Paddling onward, Greg was still naming birds—”Prothonotary warbler. Pileated woodpecker. Barred owl”—as if we were actually in a forest, as if in his mind he could still see the massive, majestic cypress rising from the swamp, as if he could still see the world wild and rich and innocent and vulnerable the way it was before he was born. It seemed naive. This was the ghost of a forest.
After we passed out of the open water he was silent for some time before telling me that he once wrote a novel.
“But it didn't sell,” he said. “The photography books sell. People like pictures because they're pretty, not because they tell the truth.”
“What was the title of your novel?”
“The Land of Dead Giants.”
It didn't take us three days to canoe across the Atchafalaya Basin. It took eight hours. Greg was surprised.
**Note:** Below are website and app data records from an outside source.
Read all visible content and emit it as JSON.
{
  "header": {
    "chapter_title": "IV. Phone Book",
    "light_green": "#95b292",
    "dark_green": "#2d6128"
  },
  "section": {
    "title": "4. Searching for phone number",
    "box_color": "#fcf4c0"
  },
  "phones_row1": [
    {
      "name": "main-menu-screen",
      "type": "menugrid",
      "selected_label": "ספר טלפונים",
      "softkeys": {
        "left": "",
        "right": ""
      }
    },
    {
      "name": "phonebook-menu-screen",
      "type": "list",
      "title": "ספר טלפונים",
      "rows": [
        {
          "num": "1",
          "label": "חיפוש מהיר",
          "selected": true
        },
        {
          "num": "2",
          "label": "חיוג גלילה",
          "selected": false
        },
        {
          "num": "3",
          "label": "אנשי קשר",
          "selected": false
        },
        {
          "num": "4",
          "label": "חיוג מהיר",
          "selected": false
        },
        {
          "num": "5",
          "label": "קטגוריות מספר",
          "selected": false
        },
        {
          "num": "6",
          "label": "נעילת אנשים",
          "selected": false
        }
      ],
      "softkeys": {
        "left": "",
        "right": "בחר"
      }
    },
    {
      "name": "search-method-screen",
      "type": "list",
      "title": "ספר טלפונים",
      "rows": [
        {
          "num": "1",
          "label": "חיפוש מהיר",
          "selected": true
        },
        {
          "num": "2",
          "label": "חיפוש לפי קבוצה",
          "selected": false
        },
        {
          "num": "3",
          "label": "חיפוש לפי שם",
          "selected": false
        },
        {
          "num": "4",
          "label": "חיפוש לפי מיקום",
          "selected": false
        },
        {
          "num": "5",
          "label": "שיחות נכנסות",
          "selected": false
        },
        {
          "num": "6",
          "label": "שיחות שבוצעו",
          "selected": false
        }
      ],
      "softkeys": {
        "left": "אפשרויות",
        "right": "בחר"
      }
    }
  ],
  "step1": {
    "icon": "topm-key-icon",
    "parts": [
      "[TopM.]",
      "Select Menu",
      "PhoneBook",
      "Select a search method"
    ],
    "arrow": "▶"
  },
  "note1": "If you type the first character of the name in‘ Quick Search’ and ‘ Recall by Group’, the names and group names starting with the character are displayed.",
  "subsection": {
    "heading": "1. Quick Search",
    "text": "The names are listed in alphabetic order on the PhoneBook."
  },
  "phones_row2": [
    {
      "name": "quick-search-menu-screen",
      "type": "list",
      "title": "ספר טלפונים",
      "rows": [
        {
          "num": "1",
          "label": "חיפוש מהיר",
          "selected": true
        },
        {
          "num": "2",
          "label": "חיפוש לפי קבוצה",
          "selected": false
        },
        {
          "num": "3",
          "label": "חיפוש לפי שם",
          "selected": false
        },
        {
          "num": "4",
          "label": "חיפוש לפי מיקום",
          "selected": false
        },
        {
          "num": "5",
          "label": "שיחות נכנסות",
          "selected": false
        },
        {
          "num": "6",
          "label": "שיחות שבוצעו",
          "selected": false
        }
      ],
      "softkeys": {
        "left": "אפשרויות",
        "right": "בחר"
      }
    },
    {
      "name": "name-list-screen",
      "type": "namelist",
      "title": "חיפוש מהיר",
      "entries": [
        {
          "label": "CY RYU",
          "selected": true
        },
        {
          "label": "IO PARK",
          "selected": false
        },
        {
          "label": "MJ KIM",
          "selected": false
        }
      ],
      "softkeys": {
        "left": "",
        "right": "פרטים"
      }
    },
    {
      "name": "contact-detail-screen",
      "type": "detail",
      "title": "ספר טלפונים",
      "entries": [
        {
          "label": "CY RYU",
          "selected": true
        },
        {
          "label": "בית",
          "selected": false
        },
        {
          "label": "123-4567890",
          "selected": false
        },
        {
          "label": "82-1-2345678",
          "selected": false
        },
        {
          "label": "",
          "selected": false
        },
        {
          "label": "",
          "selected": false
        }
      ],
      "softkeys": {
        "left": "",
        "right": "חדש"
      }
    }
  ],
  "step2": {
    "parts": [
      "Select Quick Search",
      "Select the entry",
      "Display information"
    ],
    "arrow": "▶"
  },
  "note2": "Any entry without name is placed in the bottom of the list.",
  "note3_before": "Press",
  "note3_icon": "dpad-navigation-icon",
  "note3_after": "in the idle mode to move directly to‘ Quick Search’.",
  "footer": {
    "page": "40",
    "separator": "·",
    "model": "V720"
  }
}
We hadn't paddled fast, only steady, but the swamp is not a big place, on the map if not in the mind. Twenty miles wide, just over a hundred long; even with all our meandering we probably only traveled 25 miles.
“So, Mark,” Greg said, as we stepped into the water and pulled the canoe up onto the East Levee, “you want to go logging?”
“Actually, I call it 'resurrecting.'”
The next morning we motored out into the swamp in a tiny aluminum skiff. Dangling by a cord from a limb was a huge, half-submerged log.
“Pull it up,” Greg said.
I could barely move it.
When the Atchafalaya was clear-cut, some of the densest logs—so ancient and compressed and full of oil that they wouldn't even float—sank out of sight. Ever since giving up teaching, Greg has been prying these “sinkers” from the mud during the dry season, roping chunks of foam around their bellies, and waiting for high water to set them afloat. He sells the wood to sculptors or custom furniture makers or anybody who just wants a solid piece of what once was.
“It's a way for people to see what we all lost, what the world lost,” Greg explained. “Cypress is the most beautiful wood in the world.”
We wrestled with this one lost-and-found log for half a day before finally pulling it ashore.
On the day I left, Greg told me he had one last thing to show me. Along the levee, on a corner of the land that had been passed down in his family from generation to generation, he had started a forest. He'd hand-planted tulip poplar, black walnut, swamp chestnut oak, six varieties of red oak—25 species in all—and in the very middle, where the water pooled, 1,500 cypress trees. It's a cool green world of slim-waisted, ten-year-old trees that will one day, someday, be giants.
He had placed a bench among the cypress and we sat there together. On the bench, wrapped in opaque plastic, was a book. It was a book by William Faulkner, of course, that includes “The Bear”—the story Greg loves more than any other—in which Faulkner mourns “that doomed wilderness whose edges were being constantly and punily gnawed at by men with plows and axes who feared it because it was wilderness, men myriad and nameless even to one another in the land where the old bear had earned a name, and through which ran not even a mortal beast but an anachronism indomitable and invincible out of an old dead time, a phantom, epitome and apotheosis of the old wild life….”
When Greg first read this story, in 1961, he was so moved he had to see this mythic bear for himself, but the only way to do so was to drive all the way to the Audubon Zoo in New Orleans.
Greg told me he still reads the story every year, even though he knows that in the end the bear is killed.